Next, I will cover connecting a GPS module to a NTP server over USB.
This is part of a series on the ch32v307 dev board
I previously setup PPS over USB using a USB Full-Speed (12Mbit) stm32f103 device. One of the limitations of that device is USB Full-Speed devices are polled by the host every 1ms at the fastest. I measured when the USB device was polled and sent a follow-up message so the timestamp could be adjusted. The clock offset after the timestamp adjusting was +/-5 microseconds (μs).
This project will be using a USB High-Speed (480Mbit) device, which is polled at 125μs at the fastest. So at the very least, I would expect the polling delay to reduce.

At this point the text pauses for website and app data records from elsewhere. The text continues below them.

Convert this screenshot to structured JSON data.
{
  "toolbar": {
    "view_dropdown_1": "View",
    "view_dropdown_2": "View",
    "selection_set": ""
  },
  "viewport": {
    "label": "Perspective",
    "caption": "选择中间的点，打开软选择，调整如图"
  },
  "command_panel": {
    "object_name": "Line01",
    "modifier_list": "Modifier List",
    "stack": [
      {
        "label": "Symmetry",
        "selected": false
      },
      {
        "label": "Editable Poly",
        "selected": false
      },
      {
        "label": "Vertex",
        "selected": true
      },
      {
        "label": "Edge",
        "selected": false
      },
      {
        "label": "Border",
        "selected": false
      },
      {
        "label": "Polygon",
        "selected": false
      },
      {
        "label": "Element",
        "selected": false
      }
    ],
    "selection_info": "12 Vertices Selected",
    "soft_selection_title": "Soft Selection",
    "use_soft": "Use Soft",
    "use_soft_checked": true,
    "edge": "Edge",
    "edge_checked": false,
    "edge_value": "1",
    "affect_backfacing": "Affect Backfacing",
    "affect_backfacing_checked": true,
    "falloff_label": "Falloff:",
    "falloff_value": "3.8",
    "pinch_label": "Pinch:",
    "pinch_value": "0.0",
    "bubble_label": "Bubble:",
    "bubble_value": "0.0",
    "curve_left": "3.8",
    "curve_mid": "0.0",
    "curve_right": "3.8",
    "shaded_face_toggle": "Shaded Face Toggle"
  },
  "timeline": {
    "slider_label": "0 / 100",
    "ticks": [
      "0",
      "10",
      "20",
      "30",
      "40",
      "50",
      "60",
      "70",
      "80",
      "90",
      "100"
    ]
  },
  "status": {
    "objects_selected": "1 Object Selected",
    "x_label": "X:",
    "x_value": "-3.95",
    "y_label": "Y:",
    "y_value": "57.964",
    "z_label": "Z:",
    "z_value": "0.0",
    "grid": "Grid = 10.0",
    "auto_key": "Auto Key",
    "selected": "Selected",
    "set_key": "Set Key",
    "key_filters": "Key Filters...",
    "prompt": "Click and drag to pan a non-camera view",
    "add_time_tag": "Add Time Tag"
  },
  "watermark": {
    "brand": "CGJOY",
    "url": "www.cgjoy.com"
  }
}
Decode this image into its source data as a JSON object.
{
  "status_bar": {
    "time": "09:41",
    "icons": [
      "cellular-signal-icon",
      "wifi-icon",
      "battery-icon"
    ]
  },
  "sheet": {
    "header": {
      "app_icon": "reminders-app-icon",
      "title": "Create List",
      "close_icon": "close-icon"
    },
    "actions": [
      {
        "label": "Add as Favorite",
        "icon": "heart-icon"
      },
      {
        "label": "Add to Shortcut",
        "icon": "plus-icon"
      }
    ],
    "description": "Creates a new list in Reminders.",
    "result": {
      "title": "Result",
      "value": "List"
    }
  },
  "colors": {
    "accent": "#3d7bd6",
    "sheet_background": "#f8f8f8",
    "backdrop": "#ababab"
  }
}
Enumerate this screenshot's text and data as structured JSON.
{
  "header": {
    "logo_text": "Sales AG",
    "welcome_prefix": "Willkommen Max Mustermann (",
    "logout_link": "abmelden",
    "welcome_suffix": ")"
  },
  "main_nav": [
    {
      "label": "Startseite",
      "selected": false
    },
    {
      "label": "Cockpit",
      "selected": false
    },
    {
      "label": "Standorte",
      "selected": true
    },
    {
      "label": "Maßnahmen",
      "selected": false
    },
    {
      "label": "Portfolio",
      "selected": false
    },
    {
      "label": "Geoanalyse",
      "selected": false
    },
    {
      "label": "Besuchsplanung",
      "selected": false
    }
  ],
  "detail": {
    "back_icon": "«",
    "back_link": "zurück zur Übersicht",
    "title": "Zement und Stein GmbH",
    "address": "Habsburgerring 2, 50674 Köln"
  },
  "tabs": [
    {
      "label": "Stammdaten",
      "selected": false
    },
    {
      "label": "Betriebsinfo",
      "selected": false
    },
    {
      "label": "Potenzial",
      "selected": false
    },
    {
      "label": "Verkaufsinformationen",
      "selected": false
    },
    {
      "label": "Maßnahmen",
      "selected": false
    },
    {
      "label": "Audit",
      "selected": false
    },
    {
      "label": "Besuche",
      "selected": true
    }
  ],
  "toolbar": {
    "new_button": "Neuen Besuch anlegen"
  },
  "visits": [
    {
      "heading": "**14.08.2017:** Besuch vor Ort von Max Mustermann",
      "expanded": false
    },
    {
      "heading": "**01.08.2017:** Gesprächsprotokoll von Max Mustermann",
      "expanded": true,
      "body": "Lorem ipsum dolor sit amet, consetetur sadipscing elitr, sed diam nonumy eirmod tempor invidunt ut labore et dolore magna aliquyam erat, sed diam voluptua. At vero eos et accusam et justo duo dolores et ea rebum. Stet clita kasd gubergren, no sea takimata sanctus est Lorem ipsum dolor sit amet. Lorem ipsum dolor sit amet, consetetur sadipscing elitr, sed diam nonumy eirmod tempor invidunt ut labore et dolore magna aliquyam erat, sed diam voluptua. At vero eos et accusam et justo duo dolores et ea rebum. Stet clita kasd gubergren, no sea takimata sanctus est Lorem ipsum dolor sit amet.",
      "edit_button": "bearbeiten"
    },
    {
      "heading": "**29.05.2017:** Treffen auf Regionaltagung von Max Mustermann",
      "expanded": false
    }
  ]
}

To start the measurement, I took a stratum 2 NTP server that gets its time from two local stratum 1 NTP servers. This is using hardware timestamps on both the client and server, along with NTP interleaved mode. These are the standards to compare the results against.
These three systems agreed on their time within +/- 650 nanoseconds 98% of the time with this configuration.
A GPS was connected to the ch32v307 and the ch32v307 was connected to a server via USB. The ch32v307 changes the GPS PPS into carrier detect messages, and timestamps by the Linux kernel are configured via the ppsldisc command. The ch32v307 measures the difference in time between when the PPS happened and when the carrier detect message was received by the USB host, and sends that as a follow-up message. I've written a python program that listens for that follow-up message, adjusts the PPS timestamp, and sends that timestamp into chrony via a unix socket.
After the server starting syncing against the PPS, its clock was farther out of sync from the network clocks (teensy-1 and teensy-2).
98% of the time, the clocks were within -3.2 μs, +7.3 μs. This isn't as good as a local network source with hardware timestamps, but it is better than using a time source over a wan connection.
With the measurement of time between when the PPS happened and when the USB host picked up the carrier detect message, we can compare High Speed vs Full Speed USB delay. First up, the delay for High speed:
The expected value is between 0us and 125μs, plus the interrupt delay on the microcontroller. That matches what we see. The triangle shape is due to the USB Host's clock drifting in relation to the PPS message.
And then, the delay for Full speed:
The expected value is between 0μs and 1000μs, plus the interrupt delay on the microcontroller. This is also a match.
USB interrupt coalescing
The USB host for these tests has a "Intel Corporation 9 Series Chipset Family USB xHCI Controller". The technical specs for xhci controllers mentions "Interrupt Moderation". It tries to combine multiple USB events together into one interrupt by delaying for a configurable amount of time. By default, Linux is configured for a 40μs delay. I experimented with changing that to 4μs with the patch below.
diff --git a/drivers/usb/host/xhci-pci.c b/drivers/usb/host/xhci-pci.c
index b9ae5c2a2527..ea04d67c3263 100644
@@ -599,7 +599,7 @@ static int xhci_pci_setup(struct usb_hcd *hcd)
pci_read_config_byte(pdev, XHCI_SBRN_OFFSET, &xhci->sbrn);
/* imod_interval is the interrupt moderation value in nanoseconds. */
- xhci->imod_interval = 40000;
+ xhci->imod_interval = 4000;
retval = xhci_gen_setup(hcd, xhci_pci_quirks);
The system was configured to get its time from the local stratum 1 NTP servers. Below is a graph of the offset of the USB PPS before this change compared to the NTP server time. Ideally, it would have an offset of 0μs with a very small timespan between 1st percentile and 99th percentile.
And then, after the change (graph below) I would expect the offset to get closer to 0μs.
This shifted the offset closer to 0μs, but by less that I would have expected. (about 30μs vs 36μs for the 25th percentile). There's some strange distributions in these timings, which I want to do some more experimenting on. I don't understand what is taking 38μs~48μs, I would have expected this timing to be much closer to 10μs~30μs.
I'm not sure this change was worth it. It lowered the offset but raised the jitter. The offset is easy to correct, and jitter is not.
- source: https://github.com/ddrown/usbhs-cdc/tree/pps-input-capture
- CDC PPS kernel patch (in the Linux kernel 6.6 and later) https://git.kernel.org/pub/scm/linux/kernel/git/gregkh/usb.git/commit/?h=usb-next&id=3b563b901eefb47ce27a9897dea2739abe70ee5a